How about the Pelicans starting the season 4-6, losing CJ McCollum (lung), Herb Jones (leg), Jose Alvarado (ankle), Larry Nance Jr. (rib), and Trey Murphy (knee) to different injuries, and featuring a struggling Williamson who is shooting just 51.5% from the field?

Will all of that along with Zion’s comments and struggles force New Orleans into at least considering a trade in the next few weeks and months? Who knows!?

Obi Toppin, eyeing Indiana for more than a year?

Rob Mahoney of The Ringer published an extraordinary profile on Indiana Pacers point guard Tyrese Haliburton on Nov. 13. Don’t be intimidated by the length and just read it, seriously. It’s well worth the time.

If you have followed our work here at P&T you know we’re bona fide No. 1 Obi Toppin stans (aye!) [editor’s note: not all of us...], so I couldn’t help but notice Obi’s name smacked right in the middle of Mahoney’s story. The insight he shared and the information he revealed is quite interesting.

“Obi Toppin, leak-out artist extraordinaire, has predictably become one of Haliburton’s favorite targets,” Mahoney wrote as he discussed Haliburton’s style heavily, which is based on quick plays, agility, speed, and speedy transitions.

According to Mahoney, Toppin “had been eyeing the Pacers for more than a year, and strategizing with his agent about how he might be able to get to Indiana.”

The Knicks ended up trading Toppin to the Pacers on July 7 in exchange for two future second-round picks.

“A trade granted his wish,” wrote Mahoney. “It was a perfect opportunity for the Pacers to supercharge their frontcourt with one of the league’s most sensational open-floor talents.”

Toppin is quoted in the story dropping a subtle dig at how the New York Knicks used him, which was quite obvious even if you didn’t pay much attention to his time on the court while clad in Orange and Blue threads.

“When you’re in the mix, you feel like you’re involved,” Toppin told Mahoney. “It feels like they need you out there offensively and defensively—you’re not just sitting there in the corner, waiting for a shot.”
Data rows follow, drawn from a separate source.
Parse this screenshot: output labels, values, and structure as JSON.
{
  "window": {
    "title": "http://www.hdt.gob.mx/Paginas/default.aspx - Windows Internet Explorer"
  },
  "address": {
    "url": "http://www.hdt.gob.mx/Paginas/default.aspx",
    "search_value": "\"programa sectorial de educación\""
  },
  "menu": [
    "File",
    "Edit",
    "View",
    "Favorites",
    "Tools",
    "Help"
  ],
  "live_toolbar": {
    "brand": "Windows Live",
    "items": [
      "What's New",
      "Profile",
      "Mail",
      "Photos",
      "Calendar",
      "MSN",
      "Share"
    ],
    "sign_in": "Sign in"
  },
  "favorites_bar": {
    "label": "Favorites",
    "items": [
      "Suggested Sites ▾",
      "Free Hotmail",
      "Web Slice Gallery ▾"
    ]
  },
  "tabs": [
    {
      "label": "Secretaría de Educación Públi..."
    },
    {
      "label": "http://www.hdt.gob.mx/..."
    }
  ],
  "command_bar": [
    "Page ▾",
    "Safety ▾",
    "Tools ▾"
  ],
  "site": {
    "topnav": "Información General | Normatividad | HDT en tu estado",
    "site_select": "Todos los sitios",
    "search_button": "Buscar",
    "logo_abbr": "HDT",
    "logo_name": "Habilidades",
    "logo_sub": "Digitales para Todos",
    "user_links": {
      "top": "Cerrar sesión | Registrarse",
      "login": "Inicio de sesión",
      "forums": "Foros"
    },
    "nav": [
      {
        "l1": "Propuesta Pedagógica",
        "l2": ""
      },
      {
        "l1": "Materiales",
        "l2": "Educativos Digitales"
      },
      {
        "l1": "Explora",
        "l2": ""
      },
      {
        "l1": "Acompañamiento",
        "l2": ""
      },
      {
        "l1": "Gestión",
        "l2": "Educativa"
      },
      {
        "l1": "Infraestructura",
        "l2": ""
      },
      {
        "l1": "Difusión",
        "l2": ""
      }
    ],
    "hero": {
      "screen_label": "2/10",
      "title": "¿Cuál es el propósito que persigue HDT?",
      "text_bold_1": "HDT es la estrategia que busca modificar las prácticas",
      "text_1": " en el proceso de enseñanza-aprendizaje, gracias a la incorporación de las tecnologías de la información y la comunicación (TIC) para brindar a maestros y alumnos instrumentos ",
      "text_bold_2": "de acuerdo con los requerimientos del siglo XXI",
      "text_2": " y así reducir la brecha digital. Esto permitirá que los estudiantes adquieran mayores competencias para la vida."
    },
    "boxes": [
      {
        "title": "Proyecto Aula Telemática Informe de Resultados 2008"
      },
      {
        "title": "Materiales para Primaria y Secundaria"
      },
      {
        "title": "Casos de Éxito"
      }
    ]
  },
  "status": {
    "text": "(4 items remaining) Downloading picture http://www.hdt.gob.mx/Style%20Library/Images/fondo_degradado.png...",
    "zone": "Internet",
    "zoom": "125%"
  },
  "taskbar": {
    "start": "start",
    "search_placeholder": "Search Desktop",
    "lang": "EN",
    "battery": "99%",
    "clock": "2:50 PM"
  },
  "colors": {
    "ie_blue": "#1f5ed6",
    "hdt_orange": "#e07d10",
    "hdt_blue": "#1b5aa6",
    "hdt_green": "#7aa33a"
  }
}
Pacers GM Chad Buchanan is also quoted in Mahoney’s story, saying, “We’re trying to get Obi there,” about developing the former Knicks wing as a player who both “plays fast and defends hard.”

Finally, Haliburton is quoted as saying, “[Toppin’s] contract is up after the year, and me and Obi are really close—we’ve been close since predraft. [Ed.: the Knicks drafted Toppin with the 8th pick in 2020, Haliburton went 12th to Sacramento and was then traded to Indiana last year.] We have the same marketing agent—we’re cool.

“I’m trying to boost his career. I want to help him right now. How can I help him eat?”

This season, Toppin has played and started all 10 Pacers games, averaging 9.5 points, three rebounds, 0.5 assists, and 21.3 minutes per game.

Kristaps Porzingis, happy with a second-fiddle role?

We’re barely two weeks into the regular season yet the Boston Celtics and new C’s big man Kristaps Porzingis have already beaten the Knicks twice (on opening night and yesterday) in as many games played between both franchises.

Perhaps that has made it easier for Porzingis to talk about his past with the Knicks, his statements coming from an elevated position these days that he didn’t enjoy throughout his tenure in Dallas.

Speaking after Monday’s 114-98 victory at TD Garden, Porzingis said the narrative about him wanting to be the “face of the franchise” in New York, per Stefan Bondy of the New York Post, was “falsely pushed.”

According to Porzingis, “Today’s league is—other than Jokic and Embiid—a guard league.” That, to him, meant that “I knew that if I want to win, [I’m] going to have to play with somebody.”

The statement, again, came from the question of whether or not he forced the Knicks to make some decisions back in the day, such as turning him into the clear-cut honcho of the franchise, and as Bondy also reports, being “against the Knicks signing Kevin Durant,” for that to happen.

“[Playing with another superstar] was never an issue for me,” Porzingis said. “I think it was never an issue for me, it was always this narrative that was out there that—I think some of you guys that know me closer know how I am.”

All of that said, Porzingins conceded that “when you’re younger, you’re a bit more cocky and arrogant. It’s just natural.

“You mature and get older and you understand things better. I never had a big issue at all.”